● Activity: Output word for word the lines from the one with "Extract the structured" to the final line of the data, both ends included, but skip the pictures.

————————

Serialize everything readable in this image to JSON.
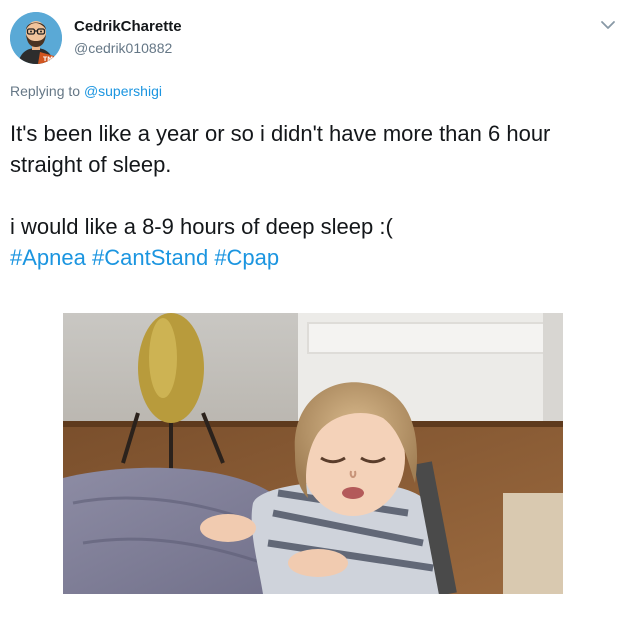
{
  "user": {
    "display_name": "CedrikCharette",
    "handle": "@cedrik010882",
    "avatar_icon": "cartoon-avatar-icon"
  },
  "menu": {
    "icon": "chevron-down-icon"
  },
  "reply": {
    "prefix": "Replying to",
    "mention": "@supershigi"
  },
  "tweet": {
    "line1": "It's been like a year or so i didn't have more than 6 hour",
    "line2": "straight of sleep.",
    "line3": "i would like a 8-9 hours of deep sleep :(",
    "hashtags": [
      "#Apnea",
      "#CantStand",
      "#Cpap"
    ]
  },
  "colors": {
    "link": "#1b95e0",
    "secondary_text": "#657786",
    "primary_text": "#14171a"
  }
}
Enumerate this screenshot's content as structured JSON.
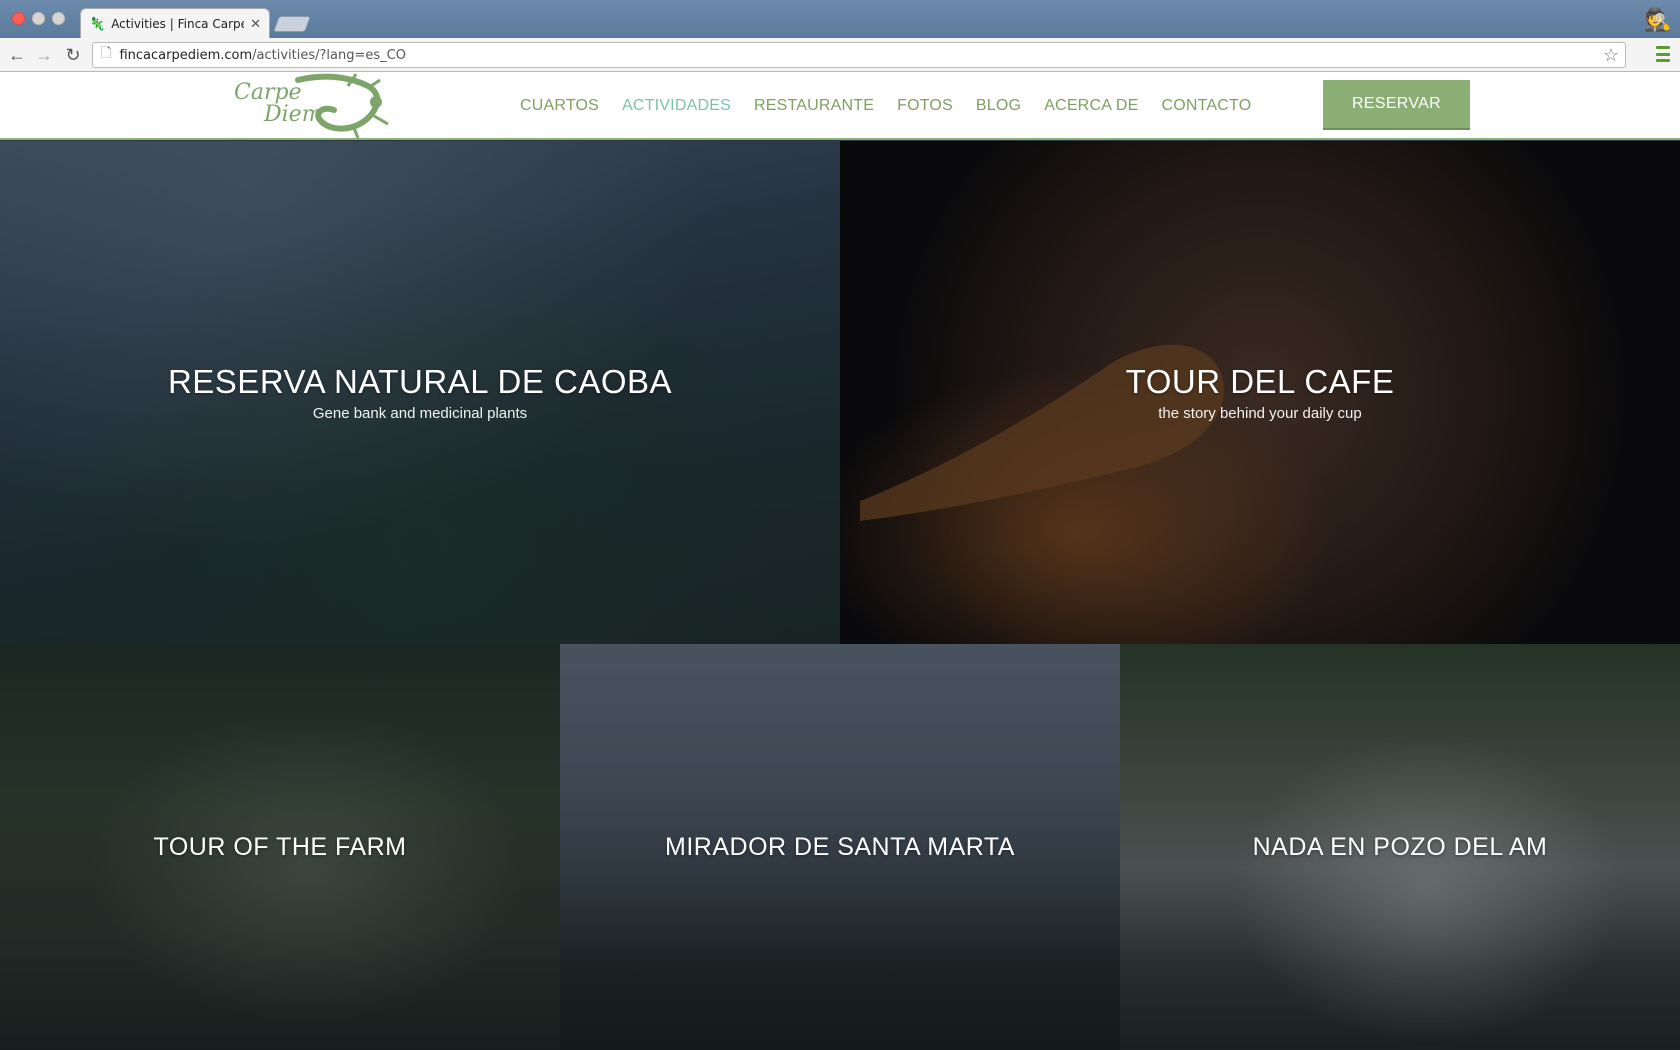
{
  "browser": {
    "tab_title": "Activities | Finca Carpe Diem",
    "url_host": "fincacarpediem.com",
    "url_path": "/activities/?lang=es_CO"
  },
  "site": {
    "logo_line1": "Carpe",
    "logo_line2": "Diem",
    "nav": [
      {
        "label": "CUARTOS",
        "active": false
      },
      {
        "label": "ACTIVIDADES",
        "active": true
      },
      {
        "label": "RESTAURANTE",
        "active": false
      },
      {
        "label": "FOTOS",
        "active": false
      },
      {
        "label": "BLOG",
        "active": false
      },
      {
        "label": "ACERCA DE",
        "active": false
      },
      {
        "label": "CONTACTO",
        "active": false
      }
    ],
    "reserve_label": "RESERVAR",
    "colors": {
      "brand_green": "#8aae73",
      "nav_text": "#7ea060",
      "nav_active": "#7bc3a6"
    }
  },
  "activities": [
    {
      "title": "RESERVA NATURAL DE CAOBA",
      "subtitle": "Gene bank and medicinal plants"
    },
    {
      "title": "TOUR DEL CAFE",
      "subtitle": "the story behind your daily cup"
    },
    {
      "title": "TOUR OF THE FARM",
      "subtitle": ""
    },
    {
      "title": "MIRADOR DE SANTA MARTA",
      "subtitle": ""
    },
    {
      "title": "NADA EN POZO DEL AM",
      "subtitle": ""
    }
  ]
}
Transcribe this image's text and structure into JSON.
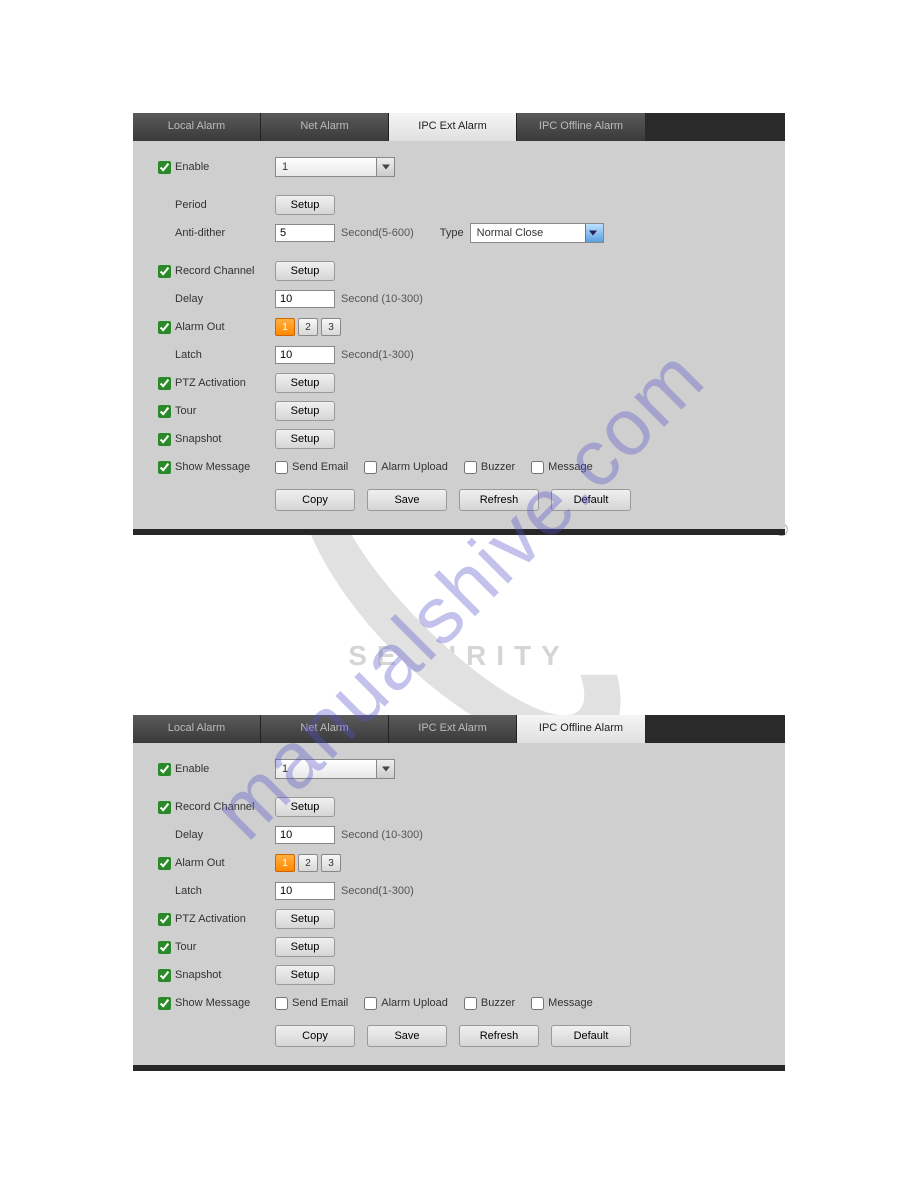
{
  "watermark": "manualshive.com",
  "logo_text": "SECURITY",
  "panel1": {
    "tabs": [
      "Local Alarm",
      "Net Alarm",
      "IPC Ext Alarm",
      "IPC Offline Alarm"
    ],
    "active": 2,
    "enable": {
      "label": "Enable",
      "checked": true,
      "select": "1"
    },
    "period": {
      "label": "Period",
      "button": "Setup"
    },
    "anti_dither": {
      "label": "Anti-dither",
      "value": "5",
      "hint": "Second(5-600)",
      "type_label": "Type",
      "type_value": "Normal Close"
    },
    "record_channel": {
      "label": "Record Channel",
      "checked": true,
      "button": "Setup"
    },
    "delay": {
      "label": "Delay",
      "value": "10",
      "hint": "Second (10-300)"
    },
    "alarm_out": {
      "label": "Alarm Out",
      "checked": true,
      "items": [
        "1",
        "2",
        "3"
      ],
      "active": 0
    },
    "latch": {
      "label": "Latch",
      "value": "10",
      "hint": "Second(1-300)"
    },
    "ptz": {
      "label": "PTZ Activation",
      "checked": true,
      "button": "Setup"
    },
    "tour": {
      "label": "Tour",
      "checked": true,
      "button": "Setup"
    },
    "snapshot": {
      "label": "Snapshot",
      "checked": true,
      "button": "Setup"
    },
    "show_msg": {
      "label": "Show Message",
      "checked": true,
      "opts": [
        {
          "label": "Send Email",
          "checked": false
        },
        {
          "label": "Alarm Upload",
          "checked": false
        },
        {
          "label": "Buzzer",
          "checked": false
        },
        {
          "label": "Message",
          "checked": false
        }
      ]
    },
    "buttons": [
      "Copy",
      "Save",
      "Refresh",
      "Default"
    ]
  },
  "panel2": {
    "tabs": [
      "Local Alarm",
      "Net Alarm",
      "IPC Ext Alarm",
      "IPC Offline Alarm"
    ],
    "active": 3,
    "enable": {
      "label": "Enable",
      "checked": true,
      "select": "1"
    },
    "record_channel": {
      "label": "Record Channel",
      "checked": true,
      "button": "Setup"
    },
    "delay": {
      "label": "Delay",
      "value": "10",
      "hint": "Second (10-300)"
    },
    "alarm_out": {
      "label": "Alarm Out",
      "checked": true,
      "items": [
        "1",
        "2",
        "3"
      ],
      "active": 0
    },
    "latch": {
      "label": "Latch",
      "value": "10",
      "hint": "Second(1-300)"
    },
    "ptz": {
      "label": "PTZ Activation",
      "checked": true,
      "button": "Setup"
    },
    "tour": {
      "label": "Tour",
      "checked": true,
      "button": "Setup"
    },
    "snapshot": {
      "label": "Snapshot",
      "checked": true,
      "button": "Setup"
    },
    "show_msg": {
      "label": "Show Message",
      "checked": true,
      "opts": [
        {
          "label": "Send Email",
          "checked": false
        },
        {
          "label": "Alarm Upload",
          "checked": false
        },
        {
          "label": "Buzzer",
          "checked": false
        },
        {
          "label": "Message",
          "checked": false
        }
      ]
    },
    "buttons": [
      "Copy",
      "Save",
      "Refresh",
      "Default"
    ]
  }
}
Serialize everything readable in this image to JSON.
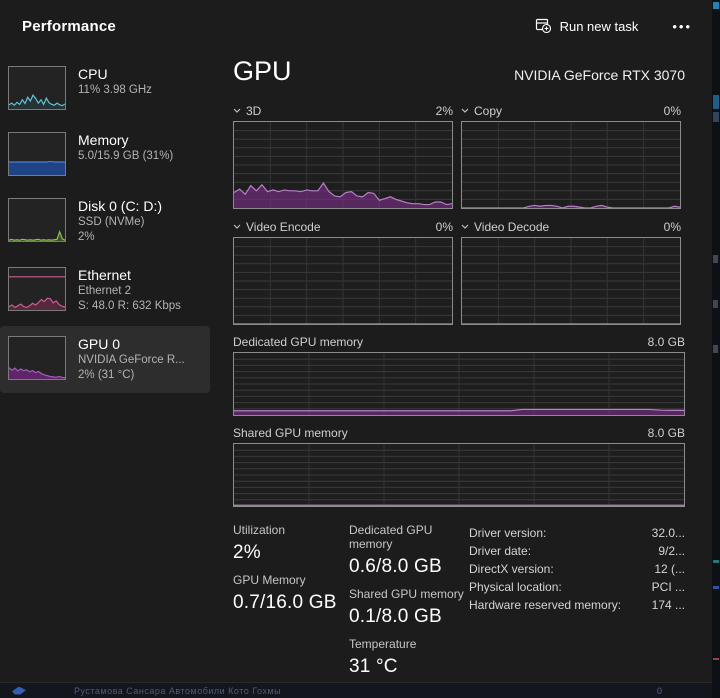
{
  "header": {
    "title": "Performance",
    "run_new_task": "Run new task",
    "more_label": "•••"
  },
  "sidebar": {
    "items": [
      {
        "id": "cpu",
        "title": "CPU",
        "line2": "11%  3.98 GHz"
      },
      {
        "id": "memory",
        "title": "Memory",
        "line2": "5.0/15.9 GB (31%)"
      },
      {
        "id": "disk",
        "title": "Disk 0 (C: D:)",
        "line2": "SSD (NVMe)",
        "line3": "2%"
      },
      {
        "id": "ethernet",
        "title": "Ethernet",
        "line2": "Ethernet 2",
        "line3": "S: 48.0 R: 632 Kbps"
      },
      {
        "id": "gpu",
        "title": "GPU 0",
        "line2": "NVIDIA GeForce R...",
        "line3": "2%  (31 °C)",
        "selected": true
      }
    ]
  },
  "main": {
    "title": "GPU",
    "subtitle": "NVIDIA GeForce RTX 3070",
    "charts": [
      {
        "label": "3D",
        "value": "2%"
      },
      {
        "label": "Copy",
        "value": "0%"
      },
      {
        "label": "Video Encode",
        "value": "0%"
      },
      {
        "label": "Video Decode",
        "value": "0%"
      }
    ],
    "memory": [
      {
        "label": "Dedicated GPU memory",
        "max": "8.0 GB"
      },
      {
        "label": "Shared GPU memory",
        "max": "8.0 GB"
      }
    ],
    "stats": [
      {
        "label": "Utilization",
        "value": "2%"
      },
      {
        "label": "GPU Memory",
        "value": "0.7/16.0 GB"
      },
      {
        "label": "Dedicated GPU memory",
        "value": "0.6/8.0 GB"
      },
      {
        "label": "Shared GPU memory",
        "value": "0.1/8.0 GB"
      },
      {
        "label": "Temperature",
        "value": "31 °C"
      }
    ],
    "details": [
      {
        "label": "Driver version:",
        "value": "32.0..."
      },
      {
        "label": "Driver date:",
        "value": "9/2..."
      },
      {
        "label": "DirectX version:",
        "value": "12 (..."
      },
      {
        "label": "Physical location:",
        "value": "PCI ..."
      },
      {
        "label": "Hardware reserved memory:",
        "value": "174 ..."
      }
    ]
  },
  "background": {
    "bottom_text": "Рустамова Сансара Автомобили Кото Гохмы",
    "badge": "0"
  },
  "colors": {
    "accent_purple_line": "#b87fc8",
    "accent_purple_fill": "rgba(125,45,140,0.6)",
    "cpu_cyan": "#5fc4d4",
    "memory_blue": "#3f6cb4",
    "disk_green": "#8bc34a",
    "ethernet_pink": "#c75e93",
    "selected_row_bg": "#2d2d2d",
    "window_bg": "#1c1c1c",
    "chart_border": "#8c8c8c",
    "grid_line": "#3a3a3a"
  },
  "chart_data": {
    "gpu_3d": {
      "type": "area",
      "title": "3D",
      "current": "2%",
      "ymax": 100,
      "grid": true,
      "line": "#b87fc8",
      "fill": "rgba(125,45,140,0.6)",
      "values": [
        18,
        22,
        16,
        26,
        20,
        27,
        19,
        21,
        19,
        21,
        20,
        20,
        19,
        21,
        20,
        20,
        29,
        19,
        14,
        13,
        18,
        19,
        14,
        13,
        18,
        17,
        9,
        11,
        13,
        10,
        8,
        6,
        5,
        5,
        4,
        4,
        7,
        7,
        4,
        5
      ]
    },
    "gpu_copy": {
      "type": "area",
      "title": "Copy",
      "current": "0%",
      "ymax": 100,
      "grid": true,
      "line": "#b87fc8",
      "fill": "rgba(125,45,140,0.6)",
      "values": [
        0,
        0,
        0,
        0,
        0,
        0,
        0,
        0,
        0,
        0,
        0,
        0,
        2,
        3,
        2,
        3,
        3,
        2,
        0,
        2,
        2,
        1,
        0,
        0,
        2,
        3,
        1,
        0,
        0,
        0,
        0,
        0,
        0,
        0,
        0,
        0,
        0,
        0,
        2,
        1
      ]
    },
    "video_encode": {
      "type": "area",
      "title": "Video Encode",
      "current": "0%",
      "ymax": 100,
      "grid": true,
      "line": "#b87fc8",
      "fill": "rgba(125,45,140,0.6)",
      "values": [
        0,
        0,
        0,
        0,
        0,
        0,
        0,
        0,
        0,
        0,
        0,
        0,
        0,
        0,
        0,
        0,
        0,
        0,
        0,
        0,
        0,
        0,
        0,
        0,
        0,
        0,
        0,
        0,
        0,
        0,
        0,
        0,
        0,
        0,
        0,
        0,
        0,
        0,
        0,
        0
      ]
    },
    "video_decode": {
      "type": "area",
      "title": "Video Decode",
      "current": "0%",
      "ymax": 100,
      "grid": true,
      "line": "#b87fc8",
      "fill": "rgba(125,45,140,0.6)",
      "values": [
        0,
        0,
        0,
        0,
        0,
        0,
        0,
        0,
        0,
        0,
        0,
        0,
        0,
        0,
        0,
        0,
        0,
        0,
        0,
        0,
        0,
        0,
        0,
        0,
        0,
        0,
        0,
        0,
        0,
        0,
        0,
        0,
        0,
        0,
        0,
        0,
        0,
        0,
        0,
        0
      ]
    },
    "dedicated_memory": {
      "type": "area",
      "title": "Dedicated GPU memory",
      "unit": "GB",
      "ymax": 8,
      "grid": true,
      "line": "#b87fc8",
      "fill": "rgba(125,45,140,0.6)",
      "values": [
        0.55,
        0.55,
        0.55,
        0.55,
        0.55,
        0.55,
        0.55,
        0.55,
        0.55,
        0.55,
        0.55,
        0.55,
        0.55,
        0.55,
        0.55,
        0.55,
        0.55,
        0.55,
        0.55,
        0.55,
        0.55,
        0.55,
        0.55,
        0.55,
        0.55,
        0.72,
        0.72,
        0.72,
        0.72,
        0.72,
        0.72,
        0.72,
        0.72,
        0.72,
        0.72,
        0.72,
        0.72,
        0.62,
        0.6,
        0.6
      ]
    },
    "shared_memory": {
      "type": "area",
      "title": "Shared GPU memory",
      "unit": "GB",
      "ymax": 8,
      "grid": true,
      "line": "#b87fc8",
      "fill": "rgba(125,45,140,0.6)",
      "values": [
        0.1,
        0.1,
        0.1,
        0.1,
        0.1,
        0.1,
        0.1,
        0.1,
        0.1,
        0.1,
        0.1,
        0.1,
        0.1,
        0.1,
        0.1,
        0.1,
        0.1,
        0.1,
        0.1,
        0.1,
        0.1,
        0.1,
        0.1,
        0.1,
        0.1,
        0.1,
        0.1,
        0.1,
        0.1,
        0.1,
        0.1,
        0.1,
        0.1,
        0.1,
        0.1,
        0.1,
        0.1,
        0.1,
        0.1,
        0.1
      ]
    },
    "cpu_thumb": {
      "type": "line",
      "ymax": 100,
      "line": "#5fc4d4",
      "fill": "rgba(60,150,165,0.15)",
      "values": [
        10,
        14,
        9,
        16,
        11,
        22,
        13,
        28,
        19,
        33,
        25,
        14,
        22,
        11,
        26,
        15,
        11,
        9,
        14,
        10,
        8,
        12
      ]
    },
    "memory_thumb": {
      "type": "area",
      "ymax": 100,
      "line": "#4a7ed0",
      "fill": "rgba(33,70,140,0.95)",
      "values": [
        31,
        31,
        31,
        31,
        31,
        31,
        31,
        31,
        31,
        31,
        31,
        31,
        31,
        31,
        31,
        32,
        32,
        31,
        31,
        31,
        31,
        31
      ]
    },
    "disk_thumb": {
      "type": "area",
      "ymax": 100,
      "line": "#8bc34a",
      "fill": "rgba(120,180,60,0.3)",
      "values": [
        2,
        4,
        2,
        3,
        2,
        4,
        3,
        2,
        3,
        2,
        3,
        4,
        2,
        3,
        2,
        3,
        2,
        3,
        4,
        22,
        5,
        2
      ]
    },
    "ethernet_thumb": {
      "type": "area",
      "ymax": 100,
      "line": "#c75e93",
      "fill": "rgba(160,50,100,0.4)",
      "hline": 79,
      "hline_color": "#c75e93",
      "values": [
        8,
        12,
        6,
        10,
        14,
        8,
        6,
        10,
        16,
        12,
        18,
        25,
        20,
        28,
        27,
        17,
        22,
        13,
        9,
        7
      ]
    },
    "gpu_thumb": {
      "type": "area",
      "ymax": 100,
      "line": "#a35cb8",
      "fill": "rgba(120,40,135,0.7)",
      "values": [
        27,
        21,
        26,
        19,
        24,
        20,
        22,
        17,
        20,
        15,
        18,
        13,
        10,
        8,
        6,
        5,
        4,
        6,
        4,
        3
      ]
    }
  }
}
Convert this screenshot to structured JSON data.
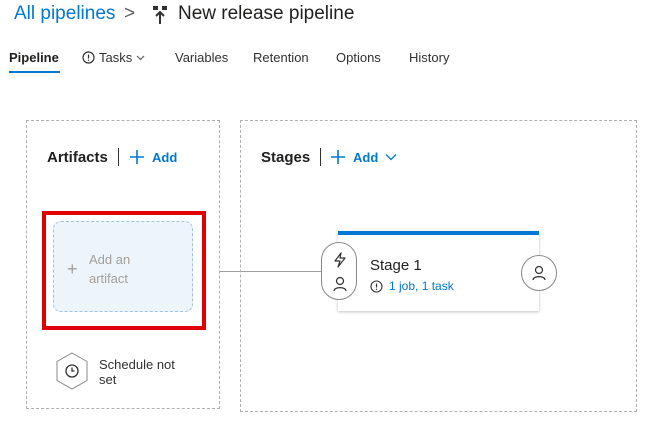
{
  "header": {
    "breadcrumb_link": "All pipelines",
    "breadcrumb_separator": ">",
    "title_icon": "release-pipeline-icon",
    "title": "New release pipeline"
  },
  "tabs": [
    {
      "label": "Pipeline",
      "active": true
    },
    {
      "label": "Tasks",
      "icon": "alert-circle-icon",
      "has_dropdown": true
    },
    {
      "label": "Variables"
    },
    {
      "label": "Retention"
    },
    {
      "label": "Options"
    },
    {
      "label": "History"
    }
  ],
  "artifacts": {
    "title": "Artifacts",
    "add_label": "Add",
    "add_card_label": "Add an artifact",
    "schedule_label": "Schedule not set"
  },
  "stages": {
    "title": "Stages",
    "add_label": "Add",
    "items": [
      {
        "name": "Stage 1",
        "summary": "1 job, 1 task"
      }
    ]
  },
  "colors": {
    "accent": "#0078d4",
    "highlight": "#e00000",
    "artifact_card_bg": "#edf5fb"
  }
}
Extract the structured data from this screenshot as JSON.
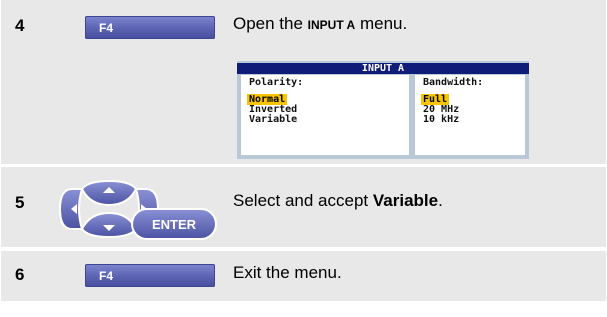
{
  "steps": [
    {
      "number": "4",
      "key_label": "F4",
      "text_before": "Open the ",
      "keyword": "INPUT A",
      "text_after": " menu."
    },
    {
      "number": "5",
      "enter_label": "ENTER",
      "text_before": "Select and accept ",
      "keyword": "Variable",
      "text_after": "."
    },
    {
      "number": "6",
      "key_label": "F4",
      "text": "Exit the menu."
    }
  ],
  "menu": {
    "title": "INPUT A",
    "polarity": {
      "header": "Polarity:",
      "options": [
        "Normal",
        "Inverted",
        "Variable"
      ],
      "selected": "Normal"
    },
    "bandwidth": {
      "header": "Bandwidth:",
      "options": [
        "Full",
        "20 MHz",
        "10 kHz"
      ],
      "selected": "Full"
    }
  },
  "colors": {
    "row_bg": "#e8e8e8",
    "fkey": "#5b63b2",
    "menu_title_bg": "#0f1c78",
    "menu_frame": "#b9c8d6",
    "highlight": "#f6c400"
  }
}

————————

● Written reply:
Extract the structured data from this screenshot as JSON.
{
  "steps": [
    {
      "number": "4",
      "key_label": "F4",
      "text_before": "Open the ",
      "keyword": "INPUT A",
      "text_after": " menu."
    },
    {
      "number": "5",
      "enter_label": "ENTER",
      "text_before": "Select and accept ",
      "keyword": "Variable",
      "text_after": "."
    },
    {
      "number": "6",
      "key_label": "F4",
      "text": "Exit the menu."
    }
  ],
  "menu": {
    "title": "INPUT A",
    "polarity": {
      "header": "Polarity:",
      "options": [
        "Normal",
        "Inverted",
        "Variable"
      ],
      "selected": "Normal"
    },
    "bandwidth": {
      "header": "Bandwidth:",
      "options": [
        "Full",
        "20 MHz",
        "10 kHz"
      ],
      "selected": "Full"
    }
  },
  "colors": {
    "row_bg": "#e8e8e8",
    "fkey": "#5b63b2",
    "menu_title_bg": "#0f1c78",
    "menu_frame": "#b9c8d6",
    "highlight": "#f6c400"
  }
}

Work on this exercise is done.